Match the string "must" against each line below, and copy every line that matches.
══ Provided data
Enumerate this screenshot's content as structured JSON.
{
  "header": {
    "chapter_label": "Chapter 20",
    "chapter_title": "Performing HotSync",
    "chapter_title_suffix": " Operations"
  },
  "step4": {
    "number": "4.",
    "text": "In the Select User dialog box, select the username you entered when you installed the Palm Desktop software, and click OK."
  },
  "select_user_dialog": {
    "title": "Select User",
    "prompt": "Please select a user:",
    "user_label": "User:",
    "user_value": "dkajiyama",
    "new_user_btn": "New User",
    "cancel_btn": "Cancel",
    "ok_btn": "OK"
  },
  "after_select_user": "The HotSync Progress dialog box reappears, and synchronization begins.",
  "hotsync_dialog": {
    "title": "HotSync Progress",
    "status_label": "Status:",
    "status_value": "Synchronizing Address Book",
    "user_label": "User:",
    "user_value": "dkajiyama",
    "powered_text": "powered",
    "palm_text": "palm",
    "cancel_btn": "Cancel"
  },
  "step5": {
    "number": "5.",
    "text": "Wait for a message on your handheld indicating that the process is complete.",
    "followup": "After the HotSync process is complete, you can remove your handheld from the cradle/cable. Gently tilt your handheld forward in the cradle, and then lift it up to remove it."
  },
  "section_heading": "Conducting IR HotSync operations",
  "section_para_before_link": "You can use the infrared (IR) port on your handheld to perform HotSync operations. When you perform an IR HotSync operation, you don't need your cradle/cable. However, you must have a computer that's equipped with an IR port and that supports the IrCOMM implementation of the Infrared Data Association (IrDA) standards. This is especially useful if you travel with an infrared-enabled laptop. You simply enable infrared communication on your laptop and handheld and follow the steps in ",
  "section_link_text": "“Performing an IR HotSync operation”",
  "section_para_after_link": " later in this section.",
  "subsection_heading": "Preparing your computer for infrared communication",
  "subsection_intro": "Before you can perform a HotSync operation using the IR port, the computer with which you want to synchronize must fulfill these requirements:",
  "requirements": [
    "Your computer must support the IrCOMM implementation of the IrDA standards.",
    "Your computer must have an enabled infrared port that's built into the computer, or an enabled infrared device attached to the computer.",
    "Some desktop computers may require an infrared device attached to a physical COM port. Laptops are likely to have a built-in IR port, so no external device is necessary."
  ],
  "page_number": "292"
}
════
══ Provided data
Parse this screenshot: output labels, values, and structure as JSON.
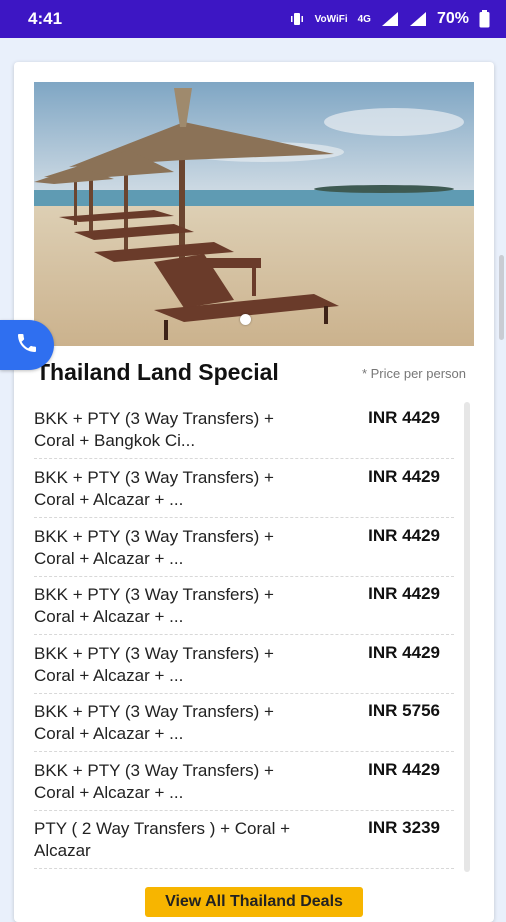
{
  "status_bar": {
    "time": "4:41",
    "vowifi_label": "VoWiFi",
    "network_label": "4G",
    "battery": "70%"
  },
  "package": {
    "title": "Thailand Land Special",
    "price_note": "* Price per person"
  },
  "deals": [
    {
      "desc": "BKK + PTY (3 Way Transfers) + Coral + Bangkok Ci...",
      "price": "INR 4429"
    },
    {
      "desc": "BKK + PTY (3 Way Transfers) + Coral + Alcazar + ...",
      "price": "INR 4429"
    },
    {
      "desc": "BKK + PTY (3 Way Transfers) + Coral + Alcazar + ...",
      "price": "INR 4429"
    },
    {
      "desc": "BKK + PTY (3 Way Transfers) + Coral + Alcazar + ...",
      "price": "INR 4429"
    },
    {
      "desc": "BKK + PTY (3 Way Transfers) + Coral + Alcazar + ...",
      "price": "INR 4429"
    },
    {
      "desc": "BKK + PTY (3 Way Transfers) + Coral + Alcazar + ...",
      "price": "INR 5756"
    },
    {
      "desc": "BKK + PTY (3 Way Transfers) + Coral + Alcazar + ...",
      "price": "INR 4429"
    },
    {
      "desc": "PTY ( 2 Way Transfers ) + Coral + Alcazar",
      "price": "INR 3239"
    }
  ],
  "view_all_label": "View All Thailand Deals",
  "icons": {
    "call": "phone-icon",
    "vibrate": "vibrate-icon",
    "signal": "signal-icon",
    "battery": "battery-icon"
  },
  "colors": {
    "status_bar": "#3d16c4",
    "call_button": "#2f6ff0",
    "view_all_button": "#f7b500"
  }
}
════
◆ Output
  "section_para_before_link": "You can use the infrared (IR) port on your handheld to perform HotSync operations. When you perform an IR HotSync operation, you don't need your cradle/cable. However, you must have a computer that's equipped with an IR port and that supports the IrCOMM implementation of the Infrared Data Association (IrDA) standards. This is especially useful if you travel with an infrared-enabled laptop. You simply enable infrared communication on your laptop and handheld and follow the steps in ",
  "subsection_intro": "Before you can perform a HotSync operation using the IR port, the computer with which you want to synchronize must fulfill these requirements:",
    "Your computer must support the IrCOMM implementation of the IrDA standards.",
    "Your computer must have an enabled infrared port that's built into the computer, or an enabled infrared device attached to the computer.",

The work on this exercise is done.